Tube amplifiers are the preferred type of amplifier for most musicians. However, the price, weight, and maintenance needed usually deter many. These amplifiers are expensive (usually $700 to $2,000), and their weight can be very significant (50lbs – 82lbs, or 20kg – 35kg).
However, the sound of these amplifiers is very coveted by most of us. For the average bassist, the Ampeg SVT is the holy grail of tube amplifiers (sometimes known as valve type). The reason for the great sound is the number of triode stages and the final output power section (a parallel push-pull final stage). Each amplifier section slightly equalizes the sound of the instrument, by boosting the highs and mids of the bass, essentially performing a mild signal processing on the bass.
The amplifier uses 12AX7s, 12AT7s, and 12AU7’s in the input pre-amplifier section. There are four pairs of triode amplification, which are eight pre-amps chained together. This finally drives a six-pair set of power amplifier tubes (either 6146B’s or 6550’s depending on which year the unit was designed).

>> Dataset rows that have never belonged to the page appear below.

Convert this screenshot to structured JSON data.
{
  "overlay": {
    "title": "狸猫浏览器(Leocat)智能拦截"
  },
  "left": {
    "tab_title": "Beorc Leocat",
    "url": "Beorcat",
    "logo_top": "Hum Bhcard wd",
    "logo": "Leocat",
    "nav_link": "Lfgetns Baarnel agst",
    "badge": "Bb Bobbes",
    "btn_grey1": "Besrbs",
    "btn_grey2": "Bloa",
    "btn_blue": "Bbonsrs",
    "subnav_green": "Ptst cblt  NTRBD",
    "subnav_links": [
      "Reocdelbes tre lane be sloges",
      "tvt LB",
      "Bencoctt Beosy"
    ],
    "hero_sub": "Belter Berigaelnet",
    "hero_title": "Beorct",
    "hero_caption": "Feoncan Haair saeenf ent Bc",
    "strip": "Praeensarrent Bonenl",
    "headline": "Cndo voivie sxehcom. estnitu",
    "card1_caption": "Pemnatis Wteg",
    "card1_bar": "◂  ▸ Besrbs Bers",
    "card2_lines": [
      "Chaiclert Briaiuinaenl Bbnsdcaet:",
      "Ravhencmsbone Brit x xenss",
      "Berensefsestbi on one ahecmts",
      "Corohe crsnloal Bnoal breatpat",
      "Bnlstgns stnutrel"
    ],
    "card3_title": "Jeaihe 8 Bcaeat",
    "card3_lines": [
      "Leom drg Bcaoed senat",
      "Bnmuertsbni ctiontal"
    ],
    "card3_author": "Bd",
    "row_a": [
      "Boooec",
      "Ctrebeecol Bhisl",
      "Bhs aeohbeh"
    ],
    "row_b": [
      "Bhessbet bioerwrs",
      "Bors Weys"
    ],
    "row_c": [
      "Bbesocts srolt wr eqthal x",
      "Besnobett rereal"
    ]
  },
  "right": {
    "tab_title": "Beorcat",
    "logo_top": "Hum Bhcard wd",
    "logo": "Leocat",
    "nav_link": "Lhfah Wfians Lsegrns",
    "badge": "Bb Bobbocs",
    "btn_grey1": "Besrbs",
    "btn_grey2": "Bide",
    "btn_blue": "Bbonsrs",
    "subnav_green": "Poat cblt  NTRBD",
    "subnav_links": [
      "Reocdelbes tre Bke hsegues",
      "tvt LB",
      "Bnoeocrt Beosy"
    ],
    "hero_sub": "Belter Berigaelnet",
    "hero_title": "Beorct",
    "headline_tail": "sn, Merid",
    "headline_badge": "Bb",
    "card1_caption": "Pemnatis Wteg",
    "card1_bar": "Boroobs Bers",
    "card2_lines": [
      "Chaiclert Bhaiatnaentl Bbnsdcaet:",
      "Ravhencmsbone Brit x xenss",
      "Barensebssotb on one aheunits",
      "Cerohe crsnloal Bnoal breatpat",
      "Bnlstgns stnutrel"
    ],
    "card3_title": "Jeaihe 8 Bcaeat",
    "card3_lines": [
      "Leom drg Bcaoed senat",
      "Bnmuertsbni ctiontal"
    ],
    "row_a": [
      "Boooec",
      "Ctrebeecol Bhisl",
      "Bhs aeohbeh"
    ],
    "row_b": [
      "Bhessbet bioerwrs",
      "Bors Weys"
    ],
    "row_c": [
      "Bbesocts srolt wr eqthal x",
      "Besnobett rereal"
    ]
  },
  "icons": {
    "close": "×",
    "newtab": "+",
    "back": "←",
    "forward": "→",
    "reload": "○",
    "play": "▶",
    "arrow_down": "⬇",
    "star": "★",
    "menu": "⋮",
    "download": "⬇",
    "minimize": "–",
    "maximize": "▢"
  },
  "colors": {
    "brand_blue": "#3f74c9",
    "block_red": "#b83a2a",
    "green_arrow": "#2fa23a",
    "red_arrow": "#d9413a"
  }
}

The driver section is the push-pull amplifier stage which then drives a quad tube set of push-pull in the parallel set. The result is a power amplifier operating in a class AB condition and driving a large audio transformer for 300 watts of clean power. The sound of the bass goes through eleven tube amplifier stages in the process.
This is the main reason for the great sound of this amplifier. Having played through a couple of these amps in the past I can attest to how great the sound is. Also, it should be remembered that the amplifier is usually coupled with eight 10-inch speakers.
The cabinet is really four cabinets with two 10-inch woofers in each box. These are in an infinite baffle design, which results in a very tight and clean sound. The speaker surface area is equivalent to two 20-inch woofers. A nice wall of sound for most needs.
The Ampeg SVT Classic sold today has the same basic tube preamplifier section, but uses MOSFETs (a type of solid-state transistors) for the final output section. This yields an output of 450 watts. MOSFETs do have a capacitive property and color the sound somewhat as a tube does, but not as much as tubes will. However, most of the sound-like quality is still present in this amplifier.
The highest wattage amp, that I am aware of, is the Trace Elliot all-tube amplifier, at 400 watts.
Check the Resources page for locations to purchase tube amplifiers.